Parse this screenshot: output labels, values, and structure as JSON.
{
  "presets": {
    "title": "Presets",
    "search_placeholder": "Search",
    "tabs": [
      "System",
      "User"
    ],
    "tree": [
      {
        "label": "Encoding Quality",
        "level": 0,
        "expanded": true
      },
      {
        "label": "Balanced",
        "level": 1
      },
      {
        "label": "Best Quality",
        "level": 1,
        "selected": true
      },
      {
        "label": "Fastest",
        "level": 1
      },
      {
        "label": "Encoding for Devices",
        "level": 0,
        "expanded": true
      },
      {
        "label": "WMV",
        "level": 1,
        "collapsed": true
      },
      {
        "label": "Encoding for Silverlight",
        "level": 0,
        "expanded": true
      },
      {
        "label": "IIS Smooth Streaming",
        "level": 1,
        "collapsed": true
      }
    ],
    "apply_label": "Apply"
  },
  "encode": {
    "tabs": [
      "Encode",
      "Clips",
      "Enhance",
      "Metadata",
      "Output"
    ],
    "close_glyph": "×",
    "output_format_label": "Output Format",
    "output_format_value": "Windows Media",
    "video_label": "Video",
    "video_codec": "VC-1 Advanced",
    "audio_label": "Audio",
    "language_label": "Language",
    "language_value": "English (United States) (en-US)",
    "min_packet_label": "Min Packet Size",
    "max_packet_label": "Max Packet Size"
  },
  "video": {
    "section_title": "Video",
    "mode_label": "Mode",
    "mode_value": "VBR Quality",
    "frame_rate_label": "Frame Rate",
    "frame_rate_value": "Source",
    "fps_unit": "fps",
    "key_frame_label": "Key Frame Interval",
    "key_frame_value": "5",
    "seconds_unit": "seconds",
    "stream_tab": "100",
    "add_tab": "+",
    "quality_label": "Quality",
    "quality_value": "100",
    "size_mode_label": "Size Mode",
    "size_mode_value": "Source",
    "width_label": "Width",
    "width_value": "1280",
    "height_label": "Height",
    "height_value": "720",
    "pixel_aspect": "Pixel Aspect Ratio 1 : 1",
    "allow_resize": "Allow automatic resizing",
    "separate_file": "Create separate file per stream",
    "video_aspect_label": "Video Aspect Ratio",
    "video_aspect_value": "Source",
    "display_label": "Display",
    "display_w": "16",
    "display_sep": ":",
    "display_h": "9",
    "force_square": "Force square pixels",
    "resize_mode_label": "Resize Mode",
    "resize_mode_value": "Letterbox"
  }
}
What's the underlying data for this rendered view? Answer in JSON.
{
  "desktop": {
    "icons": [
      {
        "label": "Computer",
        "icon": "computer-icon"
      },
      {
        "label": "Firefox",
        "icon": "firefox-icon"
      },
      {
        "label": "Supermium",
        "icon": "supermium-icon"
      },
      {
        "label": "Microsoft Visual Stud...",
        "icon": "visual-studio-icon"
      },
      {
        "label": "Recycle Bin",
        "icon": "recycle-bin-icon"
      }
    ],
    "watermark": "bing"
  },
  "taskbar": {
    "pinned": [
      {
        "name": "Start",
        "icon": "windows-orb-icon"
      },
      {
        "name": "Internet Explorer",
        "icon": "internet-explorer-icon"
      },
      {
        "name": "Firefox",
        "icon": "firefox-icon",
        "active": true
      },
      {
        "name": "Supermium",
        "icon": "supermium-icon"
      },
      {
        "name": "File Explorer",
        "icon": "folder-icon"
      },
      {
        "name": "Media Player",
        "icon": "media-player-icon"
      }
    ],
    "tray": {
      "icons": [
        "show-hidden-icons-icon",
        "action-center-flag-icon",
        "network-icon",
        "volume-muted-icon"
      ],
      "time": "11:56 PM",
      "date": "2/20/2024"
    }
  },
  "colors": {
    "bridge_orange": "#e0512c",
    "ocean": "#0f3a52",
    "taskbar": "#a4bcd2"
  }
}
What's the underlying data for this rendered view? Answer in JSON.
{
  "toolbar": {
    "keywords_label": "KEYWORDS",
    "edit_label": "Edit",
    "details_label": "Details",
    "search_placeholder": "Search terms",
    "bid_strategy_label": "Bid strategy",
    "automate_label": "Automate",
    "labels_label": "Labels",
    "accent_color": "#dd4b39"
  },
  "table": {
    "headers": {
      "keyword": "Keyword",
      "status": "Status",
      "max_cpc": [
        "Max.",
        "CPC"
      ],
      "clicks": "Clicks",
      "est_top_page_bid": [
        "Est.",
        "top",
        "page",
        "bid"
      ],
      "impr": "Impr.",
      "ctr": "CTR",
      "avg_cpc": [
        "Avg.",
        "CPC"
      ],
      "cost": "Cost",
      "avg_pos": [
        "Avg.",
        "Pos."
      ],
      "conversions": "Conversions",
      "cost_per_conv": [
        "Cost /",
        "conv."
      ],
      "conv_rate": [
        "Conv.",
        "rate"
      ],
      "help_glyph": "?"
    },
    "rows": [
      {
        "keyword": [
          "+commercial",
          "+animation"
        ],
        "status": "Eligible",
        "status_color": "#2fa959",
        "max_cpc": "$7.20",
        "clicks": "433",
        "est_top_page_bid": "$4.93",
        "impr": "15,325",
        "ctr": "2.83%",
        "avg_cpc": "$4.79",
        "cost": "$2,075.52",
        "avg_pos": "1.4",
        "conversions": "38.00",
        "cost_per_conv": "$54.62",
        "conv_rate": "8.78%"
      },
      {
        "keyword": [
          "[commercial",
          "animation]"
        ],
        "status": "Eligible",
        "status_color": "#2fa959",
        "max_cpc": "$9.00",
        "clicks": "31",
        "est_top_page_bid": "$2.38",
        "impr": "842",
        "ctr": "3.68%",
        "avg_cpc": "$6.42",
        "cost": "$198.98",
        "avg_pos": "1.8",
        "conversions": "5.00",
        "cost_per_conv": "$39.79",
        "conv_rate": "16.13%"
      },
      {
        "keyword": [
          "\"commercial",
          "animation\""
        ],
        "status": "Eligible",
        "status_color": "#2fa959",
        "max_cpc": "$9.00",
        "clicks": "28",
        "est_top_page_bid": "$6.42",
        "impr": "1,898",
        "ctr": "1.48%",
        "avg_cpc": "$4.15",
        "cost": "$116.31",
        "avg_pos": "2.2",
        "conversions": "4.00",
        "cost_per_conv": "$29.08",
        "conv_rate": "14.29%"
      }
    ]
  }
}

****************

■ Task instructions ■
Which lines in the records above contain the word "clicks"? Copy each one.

■ Answer box ■
      "clicks": "Clicks",
        "clicks": "433",
        "clicks": "31",
        "clicks": "28",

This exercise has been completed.